The entries below should be output exactly as written.

Recorded data:
════════════════

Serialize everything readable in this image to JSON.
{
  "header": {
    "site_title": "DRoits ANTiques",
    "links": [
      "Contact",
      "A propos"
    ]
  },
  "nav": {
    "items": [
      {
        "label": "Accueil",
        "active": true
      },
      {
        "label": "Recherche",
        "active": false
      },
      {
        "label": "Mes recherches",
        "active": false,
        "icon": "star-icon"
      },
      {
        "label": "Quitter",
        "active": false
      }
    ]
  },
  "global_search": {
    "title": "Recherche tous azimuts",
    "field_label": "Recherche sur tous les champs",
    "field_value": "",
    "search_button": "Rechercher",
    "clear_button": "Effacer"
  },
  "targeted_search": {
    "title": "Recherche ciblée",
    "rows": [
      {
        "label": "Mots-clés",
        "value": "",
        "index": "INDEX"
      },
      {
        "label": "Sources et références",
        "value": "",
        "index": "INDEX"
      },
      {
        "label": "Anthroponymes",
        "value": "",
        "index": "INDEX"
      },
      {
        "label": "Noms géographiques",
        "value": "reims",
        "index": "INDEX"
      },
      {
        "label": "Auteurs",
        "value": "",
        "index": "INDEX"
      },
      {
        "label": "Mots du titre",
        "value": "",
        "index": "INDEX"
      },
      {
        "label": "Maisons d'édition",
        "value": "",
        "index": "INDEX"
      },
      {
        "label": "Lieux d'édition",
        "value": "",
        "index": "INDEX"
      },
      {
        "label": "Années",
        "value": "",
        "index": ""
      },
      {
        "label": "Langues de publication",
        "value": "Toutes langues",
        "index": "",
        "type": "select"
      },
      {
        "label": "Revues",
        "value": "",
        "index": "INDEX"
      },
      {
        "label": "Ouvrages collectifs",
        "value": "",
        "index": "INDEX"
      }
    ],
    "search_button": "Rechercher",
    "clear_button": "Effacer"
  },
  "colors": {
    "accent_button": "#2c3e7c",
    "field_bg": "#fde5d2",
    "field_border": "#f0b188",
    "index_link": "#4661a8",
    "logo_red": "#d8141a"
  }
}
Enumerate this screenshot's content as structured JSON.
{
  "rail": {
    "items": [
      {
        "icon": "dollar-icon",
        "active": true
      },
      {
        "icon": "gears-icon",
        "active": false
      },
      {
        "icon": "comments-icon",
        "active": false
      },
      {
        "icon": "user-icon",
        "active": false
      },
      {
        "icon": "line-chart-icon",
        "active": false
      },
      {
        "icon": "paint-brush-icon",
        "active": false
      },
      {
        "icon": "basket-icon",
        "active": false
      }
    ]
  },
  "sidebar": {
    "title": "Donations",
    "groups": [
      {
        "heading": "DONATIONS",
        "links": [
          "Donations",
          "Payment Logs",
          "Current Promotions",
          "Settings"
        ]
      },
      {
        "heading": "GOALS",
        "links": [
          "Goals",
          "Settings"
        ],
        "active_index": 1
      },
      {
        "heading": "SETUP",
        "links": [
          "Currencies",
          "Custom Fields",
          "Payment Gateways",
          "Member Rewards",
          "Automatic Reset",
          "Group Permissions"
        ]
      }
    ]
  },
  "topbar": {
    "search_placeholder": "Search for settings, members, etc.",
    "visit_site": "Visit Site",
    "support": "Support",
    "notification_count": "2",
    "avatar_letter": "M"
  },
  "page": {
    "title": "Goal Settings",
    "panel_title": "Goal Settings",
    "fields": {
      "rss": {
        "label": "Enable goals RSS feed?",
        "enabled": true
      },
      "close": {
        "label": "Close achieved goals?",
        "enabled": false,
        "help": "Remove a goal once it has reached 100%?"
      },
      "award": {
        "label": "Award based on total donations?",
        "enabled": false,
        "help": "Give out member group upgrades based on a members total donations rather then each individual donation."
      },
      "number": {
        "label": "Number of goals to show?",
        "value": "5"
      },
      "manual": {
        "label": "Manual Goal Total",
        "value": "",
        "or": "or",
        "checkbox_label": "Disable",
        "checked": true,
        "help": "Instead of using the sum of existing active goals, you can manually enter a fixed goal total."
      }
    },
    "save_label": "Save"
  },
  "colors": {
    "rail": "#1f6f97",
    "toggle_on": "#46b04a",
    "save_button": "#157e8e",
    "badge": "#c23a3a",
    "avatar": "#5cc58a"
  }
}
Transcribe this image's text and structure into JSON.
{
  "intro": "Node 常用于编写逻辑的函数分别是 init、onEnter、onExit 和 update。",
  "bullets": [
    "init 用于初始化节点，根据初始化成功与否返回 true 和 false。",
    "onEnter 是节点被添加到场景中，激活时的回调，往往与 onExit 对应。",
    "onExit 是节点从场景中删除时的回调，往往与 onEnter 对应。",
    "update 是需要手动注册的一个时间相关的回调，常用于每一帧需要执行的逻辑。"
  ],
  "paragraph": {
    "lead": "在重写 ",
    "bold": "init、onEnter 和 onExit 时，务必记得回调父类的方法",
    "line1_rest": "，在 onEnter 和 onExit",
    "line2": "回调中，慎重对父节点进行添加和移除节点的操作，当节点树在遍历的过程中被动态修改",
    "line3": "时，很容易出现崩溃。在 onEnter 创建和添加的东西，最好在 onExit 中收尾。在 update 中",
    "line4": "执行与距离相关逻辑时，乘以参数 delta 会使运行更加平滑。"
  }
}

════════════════

- [TASK OUTPUT]
Serialize everything readable in this image to JSON.
{
  "header": {
    "site_title": "DRoits ANTiques",
    "links": [
      "Contact",
      "A propos"
    ]
  },
  "nav": {
    "items": [
      {
        "label": "Accueil",
        "active": true
      },
      {
        "label": "Recherche",
        "active": false
      },
      {
        "label": "Mes recherches",
        "active": false,
        "icon": "star-icon"
      },
      {
        "label": "Quitter",
        "active": false
      }
    ]
  },
  "global_search": {
    "title": "Recherche tous azimuts",
    "field_label": "Recherche sur tous les champs",
    "field_value": "",
    "search_button": "Rechercher",
    "clear_button": "Effacer"
  },
  "targeted_search": {
    "title": "Recherche ciblée",
    "rows": [
      {
        "label": "Mots-clés",
        "value": "",
        "index": "INDEX"
      },
      {
        "label": "Sources et références",
        "value": "",
        "index": "INDEX"
      },
      {
        "label": "Anthroponymes",
        "value": "",
        "index": "INDEX"
      },
      {
        "label": "Noms géographiques",
        "value": "reims",
        "index": "INDEX"
      },
      {
        "label": "Auteurs",
        "value": "",
        "index": "INDEX"
      },
      {
        "label": "Mots du titre",
        "value": "",
        "index": "INDEX"
      },
      {
        "label": "Maisons d'édition",
        "value": "",
        "index": "INDEX"
      },
      {
        "label": "Lieux d'édition",
        "value": "",
        "index": "INDEX"
      },
      {
        "label": "Années",
        "value": "",
        "index": ""
      },
      {
        "label": "Langues de publication",
        "value": "Toutes langues",
        "index": "",
        "type": "select"
      },
      {
        "label": "Revues",
        "value": "",
        "index": "INDEX"
      },
      {
        "label": "Ouvrages collectifs",
        "value": "",
        "index": "INDEX"
      }
    ],
    "search_button": "Rechercher",
    "clear_button": "Effacer"
  },
  "colors": {
    "accent_button": "#2c3e7c",
    "field_bg": "#fde5d2",
    "field_border": "#f0b188",
    "index_link": "#4661a8",
    "logo_red": "#d8141a"
  }
}
Enumerate this screenshot's content as structured JSON.
{
  "rail": {
    "items": [
      {
        "icon": "dollar-icon",
        "active": true
      },
      {
        "icon": "gears-icon",
        "active": false
      },
      {
        "icon": "comments-icon",
        "active": false
      },
      {
        "icon": "user-icon",
        "active": false
      },
      {
        "icon": "line-chart-icon",
        "active": false
      },
      {
        "icon": "paint-brush-icon",
        "active": false
      },
      {
        "icon": "basket-icon",
        "active": false
      }
    ]
  },
  "sidebar": {
    "title": "Donations",
    "groups": [
      {
        "heading": "DONATIONS",
        "links": [
          "Donations",
          "Payment Logs",
          "Current Promotions",
          "Settings"
        ]
      },
      {
        "heading": "GOALS",
        "links": [
          "Goals",
          "Settings"
        ],
        "active_index": 1
      },
      {
        "heading": "SETUP",
        "links": [
          "Currencies",
          "Custom Fields",
          "Payment Gateways",
          "Member Rewards",
          "Automatic Reset",
          "Group Permissions"
        ]
      }
    ]
  },
  "topbar": {
    "search_placeholder": "Search for settings, members, etc.",
    "visit_site": "Visit Site",
    "support": "Support",
    "notification_count": "2",
    "avatar_letter": "M"
  },
  "page": {
    "title": "Goal Settings",
    "panel_title": "Goal Settings",
    "fields": {
      "rss": {
        "label": "Enable goals RSS feed?",
        "enabled": true
      },
      "close": {
        "label": "Close achieved goals?",
        "enabled": false,
        "help": "Remove a goal once it has reached 100%?"
      },
      "award": {
        "label": "Award based on total donations?",
        "enabled": false,
        "help": "Give out member group upgrades based on a members total donations rather then each individual donation."
      },
      "number": {
        "label": "Number of goals to show?",
        "value": "5"
      },
      "manual": {
        "label": "Manual Goal Total",
        "value": "",
        "or": "or",
        "checkbox_label": "Disable",
        "checked": true,
        "help": "Instead of using the sum of existing active goals, you can manually enter a fixed goal total."
      }
    },
    "save_label": "Save"
  },
  "colors": {
    "rail": "#1f6f97",
    "toggle_on": "#46b04a",
    "save_button": "#157e8e",
    "badge": "#c23a3a",
    "avatar": "#5cc58a"
  }
}
Transcribe this image's text and structure into JSON.
{
  "intro": "Node 常用于编写逻辑的函数分别是 init、onEnter、onExit 和 update。",
  "bullets": [
    "init 用于初始化节点，根据初始化成功与否返回 true 和 false。",
    "onEnter 是节点被添加到场景中，激活时的回调，往往与 onExit 对应。",
    "onExit 是节点从场景中删除时的回调，往往与 onEnter 对应。",
    "update 是需要手动注册的一个时间相关的回调，常用于每一帧需要执行的逻辑。"
  ],
  "paragraph": {
    "lead": "在重写 ",
    "bold": "init、onEnter 和 onExit 时，务必记得回调父类的方法",
    "line1_rest": "，在 onEnter 和 onExit",
    "line2": "回调中，慎重对父节点进行添加和移除节点的操作，当节点树在遍历的过程中被动态修改",
    "line3": "时，很容易出现崩溃。在 onEnter 创建和添加的东西，最好在 onExit 中收尾。在 update 中",
    "line4": "执行与距离相关逻辑时，乘以参数 delta 会使运行更加平滑。"
  }
}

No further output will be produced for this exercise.